→ **Task description**:
There is a line below that contains "What's the underlying". Please reproduce it and all following lines exactly, through the final one.

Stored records
------------------------------------------------------------
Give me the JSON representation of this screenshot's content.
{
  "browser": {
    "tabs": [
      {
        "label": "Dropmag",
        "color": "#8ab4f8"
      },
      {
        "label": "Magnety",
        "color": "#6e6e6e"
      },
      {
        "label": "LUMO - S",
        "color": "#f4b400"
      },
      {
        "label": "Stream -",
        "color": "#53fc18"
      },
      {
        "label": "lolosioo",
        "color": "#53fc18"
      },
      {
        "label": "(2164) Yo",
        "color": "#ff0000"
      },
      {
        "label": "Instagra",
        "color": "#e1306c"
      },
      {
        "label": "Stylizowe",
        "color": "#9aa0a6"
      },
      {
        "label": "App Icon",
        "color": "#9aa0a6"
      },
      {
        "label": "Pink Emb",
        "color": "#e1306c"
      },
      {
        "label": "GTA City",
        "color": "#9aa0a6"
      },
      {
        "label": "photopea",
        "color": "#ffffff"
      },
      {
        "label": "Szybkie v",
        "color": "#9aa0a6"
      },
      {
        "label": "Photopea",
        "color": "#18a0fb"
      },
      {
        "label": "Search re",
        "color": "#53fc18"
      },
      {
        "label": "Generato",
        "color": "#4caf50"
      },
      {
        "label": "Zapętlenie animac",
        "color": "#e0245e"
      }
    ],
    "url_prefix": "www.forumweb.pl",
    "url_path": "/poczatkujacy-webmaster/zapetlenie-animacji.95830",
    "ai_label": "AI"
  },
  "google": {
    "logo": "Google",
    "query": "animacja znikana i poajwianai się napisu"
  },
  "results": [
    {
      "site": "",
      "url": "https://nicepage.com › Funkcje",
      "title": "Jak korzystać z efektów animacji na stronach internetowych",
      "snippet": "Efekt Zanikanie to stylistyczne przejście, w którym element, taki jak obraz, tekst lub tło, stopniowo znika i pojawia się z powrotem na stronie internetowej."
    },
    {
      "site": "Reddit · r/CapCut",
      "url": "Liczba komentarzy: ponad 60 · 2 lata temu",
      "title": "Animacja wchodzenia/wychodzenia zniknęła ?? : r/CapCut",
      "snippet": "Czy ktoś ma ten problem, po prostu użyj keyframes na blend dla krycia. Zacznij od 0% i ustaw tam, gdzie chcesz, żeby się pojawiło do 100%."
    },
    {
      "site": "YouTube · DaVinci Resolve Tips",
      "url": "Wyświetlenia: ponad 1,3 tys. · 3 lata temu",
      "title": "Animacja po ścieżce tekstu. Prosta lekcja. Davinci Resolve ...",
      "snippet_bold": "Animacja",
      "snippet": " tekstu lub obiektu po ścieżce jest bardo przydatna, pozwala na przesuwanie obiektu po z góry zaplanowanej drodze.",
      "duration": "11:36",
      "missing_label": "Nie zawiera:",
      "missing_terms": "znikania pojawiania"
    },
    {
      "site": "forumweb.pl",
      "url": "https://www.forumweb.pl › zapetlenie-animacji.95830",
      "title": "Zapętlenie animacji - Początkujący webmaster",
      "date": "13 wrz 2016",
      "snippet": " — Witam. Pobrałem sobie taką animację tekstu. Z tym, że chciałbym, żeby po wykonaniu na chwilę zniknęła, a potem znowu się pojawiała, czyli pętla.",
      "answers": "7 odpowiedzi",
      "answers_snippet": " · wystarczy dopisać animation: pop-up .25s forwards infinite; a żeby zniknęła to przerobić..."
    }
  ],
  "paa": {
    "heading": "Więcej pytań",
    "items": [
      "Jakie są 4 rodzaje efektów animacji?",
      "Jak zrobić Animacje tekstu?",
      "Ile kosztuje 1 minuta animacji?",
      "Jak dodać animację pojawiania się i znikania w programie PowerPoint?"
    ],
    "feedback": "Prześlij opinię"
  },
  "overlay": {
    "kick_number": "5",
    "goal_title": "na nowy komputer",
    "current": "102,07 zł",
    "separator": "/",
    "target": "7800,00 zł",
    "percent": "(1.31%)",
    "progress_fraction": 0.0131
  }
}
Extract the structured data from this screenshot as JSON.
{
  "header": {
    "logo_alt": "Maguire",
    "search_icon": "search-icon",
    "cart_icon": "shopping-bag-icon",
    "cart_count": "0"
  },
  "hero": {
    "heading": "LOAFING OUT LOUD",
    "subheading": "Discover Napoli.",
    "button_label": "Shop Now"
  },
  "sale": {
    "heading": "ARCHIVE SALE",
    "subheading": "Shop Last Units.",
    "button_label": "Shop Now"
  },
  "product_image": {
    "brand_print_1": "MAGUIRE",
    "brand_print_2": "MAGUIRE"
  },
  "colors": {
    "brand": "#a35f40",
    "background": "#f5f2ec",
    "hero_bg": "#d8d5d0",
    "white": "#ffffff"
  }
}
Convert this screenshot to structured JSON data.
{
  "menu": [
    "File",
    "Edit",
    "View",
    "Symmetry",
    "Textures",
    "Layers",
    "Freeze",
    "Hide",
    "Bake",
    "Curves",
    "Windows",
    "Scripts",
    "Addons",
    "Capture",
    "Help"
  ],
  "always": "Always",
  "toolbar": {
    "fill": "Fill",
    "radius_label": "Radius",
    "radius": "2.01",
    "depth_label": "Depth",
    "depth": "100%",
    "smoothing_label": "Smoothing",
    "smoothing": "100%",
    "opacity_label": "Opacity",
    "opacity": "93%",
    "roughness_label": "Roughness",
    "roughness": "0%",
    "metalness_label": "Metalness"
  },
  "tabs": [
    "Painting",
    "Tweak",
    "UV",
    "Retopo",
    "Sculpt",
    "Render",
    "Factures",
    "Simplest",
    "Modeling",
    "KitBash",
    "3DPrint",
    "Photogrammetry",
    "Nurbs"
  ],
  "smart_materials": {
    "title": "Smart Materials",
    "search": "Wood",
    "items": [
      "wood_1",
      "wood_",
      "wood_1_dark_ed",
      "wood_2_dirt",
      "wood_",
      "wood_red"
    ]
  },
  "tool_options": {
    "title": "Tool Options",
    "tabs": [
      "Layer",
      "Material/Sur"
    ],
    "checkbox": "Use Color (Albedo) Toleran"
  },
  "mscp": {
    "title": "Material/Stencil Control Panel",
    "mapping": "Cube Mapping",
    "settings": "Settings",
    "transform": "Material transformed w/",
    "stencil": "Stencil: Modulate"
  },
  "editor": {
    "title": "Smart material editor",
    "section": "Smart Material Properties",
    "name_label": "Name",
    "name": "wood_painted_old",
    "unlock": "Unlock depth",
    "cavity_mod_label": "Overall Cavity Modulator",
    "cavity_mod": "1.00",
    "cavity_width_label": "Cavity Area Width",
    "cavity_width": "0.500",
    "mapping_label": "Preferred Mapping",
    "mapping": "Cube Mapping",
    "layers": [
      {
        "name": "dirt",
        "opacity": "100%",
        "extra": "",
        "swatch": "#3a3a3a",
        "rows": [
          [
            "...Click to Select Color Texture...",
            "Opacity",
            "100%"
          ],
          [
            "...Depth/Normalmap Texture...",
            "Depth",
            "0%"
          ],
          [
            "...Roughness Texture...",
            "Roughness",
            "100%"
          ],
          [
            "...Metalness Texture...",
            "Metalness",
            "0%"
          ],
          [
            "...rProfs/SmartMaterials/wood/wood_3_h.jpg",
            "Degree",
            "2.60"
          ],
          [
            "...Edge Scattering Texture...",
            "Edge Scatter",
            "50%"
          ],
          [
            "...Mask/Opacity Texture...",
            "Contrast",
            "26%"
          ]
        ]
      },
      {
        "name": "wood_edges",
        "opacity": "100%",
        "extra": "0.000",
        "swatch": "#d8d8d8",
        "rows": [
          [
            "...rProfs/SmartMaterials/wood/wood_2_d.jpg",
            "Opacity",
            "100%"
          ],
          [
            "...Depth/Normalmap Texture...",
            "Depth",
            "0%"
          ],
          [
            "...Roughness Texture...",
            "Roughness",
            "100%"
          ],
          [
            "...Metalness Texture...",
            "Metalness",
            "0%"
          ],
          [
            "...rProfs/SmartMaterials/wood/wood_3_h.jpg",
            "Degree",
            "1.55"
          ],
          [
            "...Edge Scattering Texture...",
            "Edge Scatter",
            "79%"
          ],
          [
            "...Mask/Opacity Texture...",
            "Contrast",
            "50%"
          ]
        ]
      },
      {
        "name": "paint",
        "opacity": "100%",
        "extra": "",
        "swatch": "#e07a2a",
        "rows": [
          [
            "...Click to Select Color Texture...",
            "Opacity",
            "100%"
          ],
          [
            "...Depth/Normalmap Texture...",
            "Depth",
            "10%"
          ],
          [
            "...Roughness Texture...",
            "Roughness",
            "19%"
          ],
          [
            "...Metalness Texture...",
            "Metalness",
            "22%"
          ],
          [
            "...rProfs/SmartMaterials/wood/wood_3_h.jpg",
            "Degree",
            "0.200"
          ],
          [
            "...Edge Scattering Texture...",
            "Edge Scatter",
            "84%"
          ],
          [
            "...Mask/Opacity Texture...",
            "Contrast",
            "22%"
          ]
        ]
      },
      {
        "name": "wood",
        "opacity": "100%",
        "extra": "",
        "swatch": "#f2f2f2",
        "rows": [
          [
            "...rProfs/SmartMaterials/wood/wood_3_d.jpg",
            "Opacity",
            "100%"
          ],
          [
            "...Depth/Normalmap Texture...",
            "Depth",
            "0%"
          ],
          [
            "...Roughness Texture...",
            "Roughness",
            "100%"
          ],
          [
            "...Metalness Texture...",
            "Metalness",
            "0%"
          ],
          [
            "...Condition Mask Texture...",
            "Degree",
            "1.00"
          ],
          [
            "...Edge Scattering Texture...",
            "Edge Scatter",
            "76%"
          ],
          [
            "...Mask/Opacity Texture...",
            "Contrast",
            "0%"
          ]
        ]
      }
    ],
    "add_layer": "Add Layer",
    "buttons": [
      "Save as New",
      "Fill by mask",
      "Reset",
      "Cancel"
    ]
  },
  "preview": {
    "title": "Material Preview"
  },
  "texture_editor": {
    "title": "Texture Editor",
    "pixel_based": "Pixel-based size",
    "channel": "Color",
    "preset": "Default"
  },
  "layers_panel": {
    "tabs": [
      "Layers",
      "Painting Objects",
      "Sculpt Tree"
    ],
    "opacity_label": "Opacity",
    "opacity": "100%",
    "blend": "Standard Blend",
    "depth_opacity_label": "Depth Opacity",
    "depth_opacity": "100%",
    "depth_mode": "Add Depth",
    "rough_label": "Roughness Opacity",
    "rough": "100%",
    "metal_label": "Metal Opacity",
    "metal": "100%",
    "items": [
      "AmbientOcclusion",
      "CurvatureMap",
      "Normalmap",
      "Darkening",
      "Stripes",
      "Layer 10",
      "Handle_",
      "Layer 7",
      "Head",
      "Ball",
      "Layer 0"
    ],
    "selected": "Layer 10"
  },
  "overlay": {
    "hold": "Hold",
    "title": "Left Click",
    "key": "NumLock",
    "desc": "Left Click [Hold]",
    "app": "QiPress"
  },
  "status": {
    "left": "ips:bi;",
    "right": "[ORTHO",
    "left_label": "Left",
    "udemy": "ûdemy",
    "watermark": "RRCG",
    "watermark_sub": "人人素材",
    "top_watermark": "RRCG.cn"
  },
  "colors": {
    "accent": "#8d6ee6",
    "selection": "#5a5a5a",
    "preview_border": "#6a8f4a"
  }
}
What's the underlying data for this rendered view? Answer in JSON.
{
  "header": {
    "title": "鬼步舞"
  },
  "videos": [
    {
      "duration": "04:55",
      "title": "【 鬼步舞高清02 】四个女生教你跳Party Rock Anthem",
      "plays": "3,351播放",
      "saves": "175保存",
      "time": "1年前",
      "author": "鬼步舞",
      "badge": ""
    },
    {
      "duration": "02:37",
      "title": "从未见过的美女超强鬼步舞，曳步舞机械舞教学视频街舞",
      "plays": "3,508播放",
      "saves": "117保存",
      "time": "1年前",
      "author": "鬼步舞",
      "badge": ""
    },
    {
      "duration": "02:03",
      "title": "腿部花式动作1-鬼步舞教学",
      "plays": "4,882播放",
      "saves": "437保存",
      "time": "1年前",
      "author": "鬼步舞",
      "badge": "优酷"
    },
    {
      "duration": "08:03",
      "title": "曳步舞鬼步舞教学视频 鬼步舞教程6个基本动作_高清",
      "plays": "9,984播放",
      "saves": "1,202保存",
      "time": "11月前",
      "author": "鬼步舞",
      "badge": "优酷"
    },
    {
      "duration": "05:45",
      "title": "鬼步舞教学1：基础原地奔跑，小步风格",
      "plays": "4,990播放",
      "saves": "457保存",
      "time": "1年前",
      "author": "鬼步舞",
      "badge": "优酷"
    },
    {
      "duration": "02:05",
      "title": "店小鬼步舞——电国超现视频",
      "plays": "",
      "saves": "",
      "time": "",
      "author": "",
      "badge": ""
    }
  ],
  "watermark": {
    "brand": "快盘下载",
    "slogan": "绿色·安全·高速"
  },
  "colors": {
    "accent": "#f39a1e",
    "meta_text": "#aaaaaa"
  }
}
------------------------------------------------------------
→ **Solution**:
What's the underlying data for this rendered view? Answer in JSON.
{
  "header": {
    "title": "鬼步舞"
  },
  "videos": [
    {
      "duration": "04:55",
      "title": "【 鬼步舞高清02 】四个女生教你跳Party Rock Anthem",
      "plays": "3,351播放",
      "saves": "175保存",
      "time": "1年前",
      "author": "鬼步舞",
      "badge": ""
    },
    {
      "duration": "02:37",
      "title": "从未见过的美女超强鬼步舞，曳步舞机械舞教学视频街舞",
      "plays": "3,508播放",
      "saves": "117保存",
      "time": "1年前",
      "author": "鬼步舞",
      "badge": ""
    },
    {
      "duration": "02:03",
      "title": "腿部花式动作1-鬼步舞教学",
      "plays": "4,882播放",
      "saves": "437保存",
      "time": "1年前",
      "author": "鬼步舞",
      "badge": "优酷"
    },
    {
      "duration": "08:03",
      "title": "曳步舞鬼步舞教学视频 鬼步舞教程6个基本动作_高清",
      "plays": "9,984播放",
      "saves": "1,202保存",
      "time": "11月前",
      "author": "鬼步舞",
      "badge": "优酷"
    },
    {
      "duration": "05:45",
      "title": "鬼步舞教学1：基础原地奔跑，小步风格",
      "plays": "4,990播放",
      "saves": "457保存",
      "time": "1年前",
      "author": "鬼步舞",
      "badge": "优酷"
    },
    {
      "duration": "02:05",
      "title": "店小鬼步舞——电国超现视频",
      "plays": "",
      "saves": "",
      "time": "",
      "author": "",
      "badge": ""
    }
  ],
  "watermark": {
    "brand": "快盘下载",
    "slogan": "绿色·安全·高速"
  },
  "colors": {
    "accent": "#f39a1e",
    "meta_text": "#aaaaaa"
  }
}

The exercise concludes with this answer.